It’s interesting to look at how might be applied to Western-based Budoka. Firstly I’m not so sure that the standard bearers for traditional Budo inside Japan worry too much about having their cultural practices and icons ‘appropriated’ by enthusiastic Westerners. Robert Twigger in his 1997 book ‘Angry White Pyjamas’ said in a specific and telling quote, “Sara thought martial arts were pretty silly. To a trendy young Japanese, aikido was about as sexy as Morris Dancing”. I suppose that the more archaic and, dare I say it, ‘traditional’ a Japanese martial arts the westerners tries to immerse themselves into the more bizarre it must look to the outsider.
A friend of mine is a long established practitioner of Kyudo; a while ago he invited me to his Dojo. I must have looked upon it as creature landing from another planet; even though I desperately sought common ground I struggled to relate to the ritual and obsession around what in actual fact was a martial art that was based around just one simple action; firing an arrow at a target. Of course I realise there was far more to it than that, and he was able to explain to me the cultural significance and deeply personal struggle that all serious practitioners have to come to terms with. But the ritual observances and the setting up of the Shinto shrine, all of which seemed to take up half of the session, left me wondering exactly what was going on? Was I perhaps witnessing a more exotic version of what the Sealed Knot get up to every major summer Bank holiday? Or was this something else?

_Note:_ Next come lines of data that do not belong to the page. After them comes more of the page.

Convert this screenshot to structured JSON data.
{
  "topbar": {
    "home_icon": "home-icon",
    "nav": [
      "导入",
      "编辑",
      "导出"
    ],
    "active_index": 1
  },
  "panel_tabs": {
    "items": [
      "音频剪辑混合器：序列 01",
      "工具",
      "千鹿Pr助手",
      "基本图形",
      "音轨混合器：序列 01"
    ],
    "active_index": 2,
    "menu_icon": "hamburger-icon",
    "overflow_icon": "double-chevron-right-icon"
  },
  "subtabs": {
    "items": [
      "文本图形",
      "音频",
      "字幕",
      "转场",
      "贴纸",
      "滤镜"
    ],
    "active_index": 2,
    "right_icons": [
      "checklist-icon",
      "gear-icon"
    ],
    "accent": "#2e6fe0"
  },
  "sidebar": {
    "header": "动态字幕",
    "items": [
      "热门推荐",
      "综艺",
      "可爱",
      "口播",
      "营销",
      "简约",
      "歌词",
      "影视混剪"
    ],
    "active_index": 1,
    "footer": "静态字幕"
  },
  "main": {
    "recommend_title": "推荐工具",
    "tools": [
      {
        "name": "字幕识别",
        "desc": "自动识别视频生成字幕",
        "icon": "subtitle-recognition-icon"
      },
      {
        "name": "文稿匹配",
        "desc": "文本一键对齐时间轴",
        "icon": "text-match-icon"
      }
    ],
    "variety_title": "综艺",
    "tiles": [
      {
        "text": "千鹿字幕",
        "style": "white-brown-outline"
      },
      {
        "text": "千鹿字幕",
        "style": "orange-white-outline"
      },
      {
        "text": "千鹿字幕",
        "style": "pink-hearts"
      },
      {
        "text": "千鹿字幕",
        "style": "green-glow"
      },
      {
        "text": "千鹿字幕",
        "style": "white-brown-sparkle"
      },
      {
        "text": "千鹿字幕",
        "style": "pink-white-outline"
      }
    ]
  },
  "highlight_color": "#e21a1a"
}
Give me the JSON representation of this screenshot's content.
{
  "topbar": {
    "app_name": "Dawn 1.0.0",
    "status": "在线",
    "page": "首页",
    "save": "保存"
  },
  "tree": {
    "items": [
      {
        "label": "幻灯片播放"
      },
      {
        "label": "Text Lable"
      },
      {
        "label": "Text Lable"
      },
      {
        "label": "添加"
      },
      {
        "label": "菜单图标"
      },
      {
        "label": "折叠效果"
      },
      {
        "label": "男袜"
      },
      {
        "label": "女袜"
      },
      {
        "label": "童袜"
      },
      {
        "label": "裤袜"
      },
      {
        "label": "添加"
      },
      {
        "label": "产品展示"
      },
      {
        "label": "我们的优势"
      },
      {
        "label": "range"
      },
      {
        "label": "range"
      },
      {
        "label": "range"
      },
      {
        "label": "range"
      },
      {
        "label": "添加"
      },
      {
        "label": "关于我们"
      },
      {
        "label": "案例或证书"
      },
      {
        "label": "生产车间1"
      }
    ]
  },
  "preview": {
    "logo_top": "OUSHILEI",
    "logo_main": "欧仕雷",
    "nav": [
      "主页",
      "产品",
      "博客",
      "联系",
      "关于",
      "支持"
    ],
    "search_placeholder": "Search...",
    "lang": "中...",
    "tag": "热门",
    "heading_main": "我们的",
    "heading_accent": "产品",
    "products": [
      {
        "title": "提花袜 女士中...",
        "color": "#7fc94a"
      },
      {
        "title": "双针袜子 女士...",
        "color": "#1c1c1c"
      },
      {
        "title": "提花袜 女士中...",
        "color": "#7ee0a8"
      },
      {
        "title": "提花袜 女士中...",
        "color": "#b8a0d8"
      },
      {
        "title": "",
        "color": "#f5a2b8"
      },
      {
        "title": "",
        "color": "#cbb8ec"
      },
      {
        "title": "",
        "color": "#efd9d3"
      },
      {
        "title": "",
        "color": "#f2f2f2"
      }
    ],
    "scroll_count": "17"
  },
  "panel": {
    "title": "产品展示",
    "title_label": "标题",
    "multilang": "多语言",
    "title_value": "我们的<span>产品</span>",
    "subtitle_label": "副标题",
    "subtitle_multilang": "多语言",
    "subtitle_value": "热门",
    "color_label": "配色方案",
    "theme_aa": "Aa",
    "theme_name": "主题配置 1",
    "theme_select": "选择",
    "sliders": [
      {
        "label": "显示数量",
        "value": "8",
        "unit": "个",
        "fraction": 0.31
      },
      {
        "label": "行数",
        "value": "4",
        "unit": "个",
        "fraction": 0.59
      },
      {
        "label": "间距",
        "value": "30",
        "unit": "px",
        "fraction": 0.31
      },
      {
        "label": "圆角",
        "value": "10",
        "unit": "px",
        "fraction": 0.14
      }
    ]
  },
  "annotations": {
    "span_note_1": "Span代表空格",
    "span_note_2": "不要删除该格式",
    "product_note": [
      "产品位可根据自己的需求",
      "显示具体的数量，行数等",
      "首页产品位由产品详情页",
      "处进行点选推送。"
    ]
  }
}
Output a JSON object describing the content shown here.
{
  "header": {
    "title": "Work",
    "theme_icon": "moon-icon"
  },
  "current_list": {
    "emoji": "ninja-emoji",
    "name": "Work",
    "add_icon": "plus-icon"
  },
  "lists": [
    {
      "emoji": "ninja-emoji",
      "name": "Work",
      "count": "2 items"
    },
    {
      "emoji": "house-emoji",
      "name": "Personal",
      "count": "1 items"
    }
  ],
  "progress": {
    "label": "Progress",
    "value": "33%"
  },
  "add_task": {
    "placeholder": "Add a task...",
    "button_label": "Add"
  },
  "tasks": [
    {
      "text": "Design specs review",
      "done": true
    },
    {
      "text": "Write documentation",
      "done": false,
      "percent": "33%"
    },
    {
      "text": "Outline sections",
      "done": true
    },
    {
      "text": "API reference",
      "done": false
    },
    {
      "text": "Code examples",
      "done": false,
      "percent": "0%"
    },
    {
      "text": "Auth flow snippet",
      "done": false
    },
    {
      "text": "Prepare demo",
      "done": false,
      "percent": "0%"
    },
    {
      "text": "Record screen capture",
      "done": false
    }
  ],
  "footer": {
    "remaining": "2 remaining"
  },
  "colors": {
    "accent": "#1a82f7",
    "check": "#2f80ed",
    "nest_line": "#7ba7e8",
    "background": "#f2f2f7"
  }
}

The opening quote hinted at an ownership issue; I get that, and I also understand that in the hands of the truly ignorant cultural icons can be misunderstood, misrepresented or even abused. They may even evolve into ‘Cargo Cults’ (https://en.wikipedia.org/wiki/Cargo_cult ). I’m pretty sure this happens in the martial arts, it’s all over YouTube, but I think most people can see that and just find it a bit….sad. But hey.
But here’s a thing. Let me explain this through the lens of Japanese Art, just to show that Cultural Appropriation is not a one way street.
Pre the arrival of western cultural artifacts to Japan the Japanese printmakers and painters had no concern with western ideas of space and depth in visual compositions. I have at home an original woodblock print by Japanese artist Tachibana Morikuni (1679 – 1748) of an Ox under willows, there is only the vaguest nod towards anything that might relate to foreground, background or middle distance; it’s all based upon a very formulaic and decorative methodology. When the later artists were exposed to western art the game changed, Hiroshige, Hokusai etc. embraced the ideas of perspective and distance and in Hokusai’s case he created visual puns, e.g the swamping of the mighty Fuji by the great wave!
But, when Japanese artifacts arrived in Paris wrapped in throw-away Japanese prints, Post-Impressionists became fascinated by the visual conceits and ‘appropriated’ their methods for themselves – oh the irony!
‘Oxen’ by Tachibana Morikuni (1679 – 1748)